And of course, the above alternatives would also mean that first-time buyers would not be in any stronger a position in the market. They would still be competing on a level playing pitch with investors and trader-downers.
So the government has found the least-bad of all the subsidy models. It has something targeted at first-time buyers, important voters who seem like worthy people. It is low-cost because of the extra revenue generated by increased supply. The whole thing will be a stimulus and will help kick off other activities that might help increase the supply.
It’s not perfect, of course. The only benefit for renters, for instance, is indirect. First-time buyers will hopefully vacate rental accommodation to move into their shiny new houses and apartments. This should reduce demand a little, but it won’t really add any new rental supply.
And of course, this is all very slow. If a developer decides to build apartments today, it will most likely be three years before any of them will be occupied, even if he doesn’t meet any significant planning or financial obstacles.

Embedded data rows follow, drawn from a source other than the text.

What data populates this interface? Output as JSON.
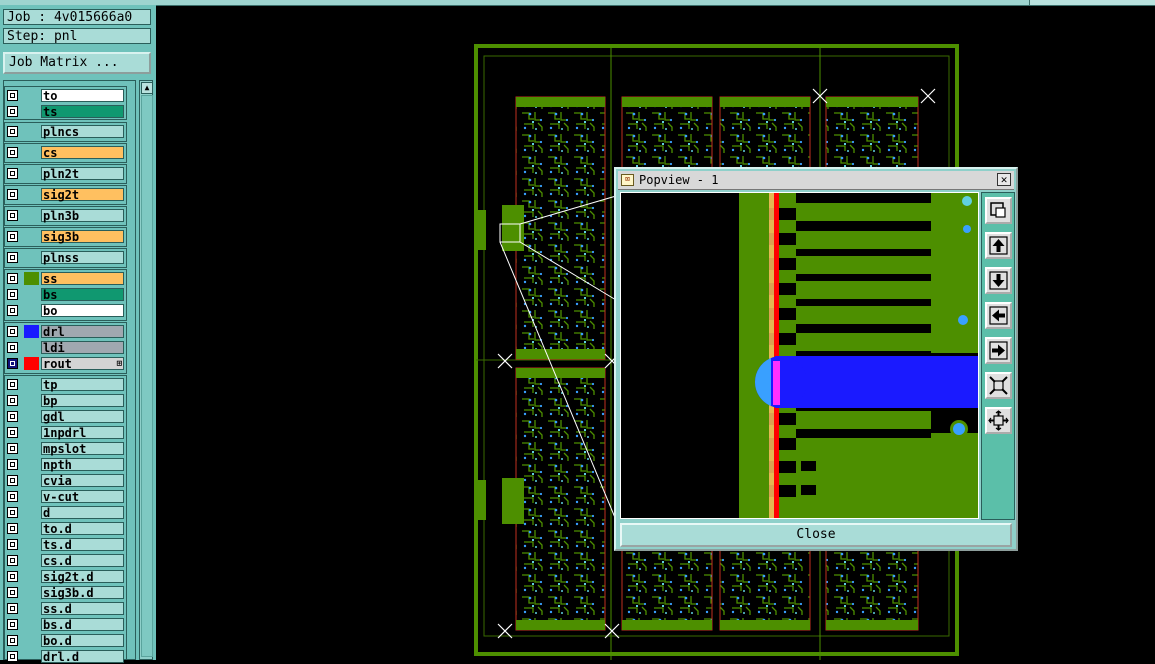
{
  "job": {
    "label": "Job : 4v015666a0",
    "step": "Step: pnl",
    "matrix_button": "Job Matrix ..."
  },
  "popview": {
    "title": "Popview - 1",
    "close_label": "Close",
    "close_x": "✕"
  },
  "colors": {
    "panel": "#6fc2bb",
    "copper": "#4d8f00",
    "drill": "#1a1aff",
    "rout": "#ff0000",
    "orange": "#ffc060",
    "teal": "#109870"
  },
  "layers": [
    {
      "name": "to",
      "label_bg": "#ffffff",
      "swatch": ""
    },
    {
      "name": "ts",
      "label_bg": "#109870",
      "swatch": ""
    },
    {
      "name": "plncs",
      "label_bg": "#a9dcd7",
      "swatch": ""
    },
    {
      "name": "cs",
      "label_bg": "#ffc060",
      "swatch": ""
    },
    {
      "name": "pln2t",
      "label_bg": "#a9dcd7",
      "swatch": ""
    },
    {
      "name": "sig2t",
      "label_bg": "#ffc060",
      "swatch": ""
    },
    {
      "name": "pln3b",
      "label_bg": "#a9dcd7",
      "swatch": ""
    },
    {
      "name": "sig3b",
      "label_bg": "#ffc060",
      "swatch": ""
    },
    {
      "name": "plnss",
      "label_bg": "#a9dcd7",
      "swatch": ""
    },
    {
      "name": "ss",
      "label_bg": "#ffc060",
      "swatch": "#4d8f00"
    },
    {
      "name": "bs",
      "label_bg": "#109870",
      "swatch": ""
    },
    {
      "name": "bo",
      "label_bg": "#ffffff",
      "swatch": ""
    },
    {
      "name": "drl",
      "label_bg": "#a0a8b0",
      "swatch": "#1a1aff"
    },
    {
      "name": "ldi",
      "label_bg": "#a0a8b0",
      "swatch": ""
    },
    {
      "name": "rout",
      "label_bg": "#d4d4d4",
      "swatch": "#ff0000",
      "selected": true,
      "marker": "⊞"
    },
    {
      "name": "tp",
      "label_bg": "#a9dcd7",
      "swatch": ""
    },
    {
      "name": "bp",
      "label_bg": "#a9dcd7",
      "swatch": ""
    },
    {
      "name": "gdl",
      "label_bg": "#a9dcd7",
      "swatch": ""
    },
    {
      "name": "1npdrl",
      "label_bg": "#a9dcd7",
      "swatch": ""
    },
    {
      "name": "mpslot",
      "label_bg": "#a9dcd7",
      "swatch": ""
    },
    {
      "name": "npth",
      "label_bg": "#a9dcd7",
      "swatch": ""
    },
    {
      "name": "cvia",
      "label_bg": "#a9dcd7",
      "swatch": ""
    },
    {
      "name": "v-cut",
      "label_bg": "#a9dcd7",
      "swatch": ""
    },
    {
      "name": "d",
      "label_bg": "#a9dcd7",
      "swatch": ""
    },
    {
      "name": "to.d",
      "label_bg": "#a9dcd7",
      "swatch": ""
    },
    {
      "name": "ts.d",
      "label_bg": "#a9dcd7",
      "swatch": ""
    },
    {
      "name": "cs.d",
      "label_bg": "#a9dcd7",
      "swatch": ""
    },
    {
      "name": "sig2t.d",
      "label_bg": "#a9dcd7",
      "swatch": ""
    },
    {
      "name": "sig3b.d",
      "label_bg": "#a9dcd7",
      "swatch": ""
    },
    {
      "name": "ss.d",
      "label_bg": "#a9dcd7",
      "swatch": ""
    },
    {
      "name": "bs.d",
      "label_bg": "#a9dcd7",
      "swatch": ""
    },
    {
      "name": "bo.d",
      "label_bg": "#a9dcd7",
      "swatch": ""
    },
    {
      "name": "drl.d",
      "label_bg": "#a9dcd7",
      "swatch": ""
    }
  ],
  "tools": [
    "zoom-window-icon",
    "pan-up-icon",
    "pan-down-icon",
    "pan-left-icon",
    "pan-right-icon",
    "zoom-out-icon",
    "zoom-in-icon"
  ]
}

So the government is finally addressing mediume-term housing supply. Unfortunately, the short-term issues remain. There will still be a shortage this time next year, and the rental market will get worse before it gets better. Long term issues also need to be addressed. We need to do projects to open up new building land to provide for growth in the second half of the next decade. Otherwise we are going to end up back in the same mess again.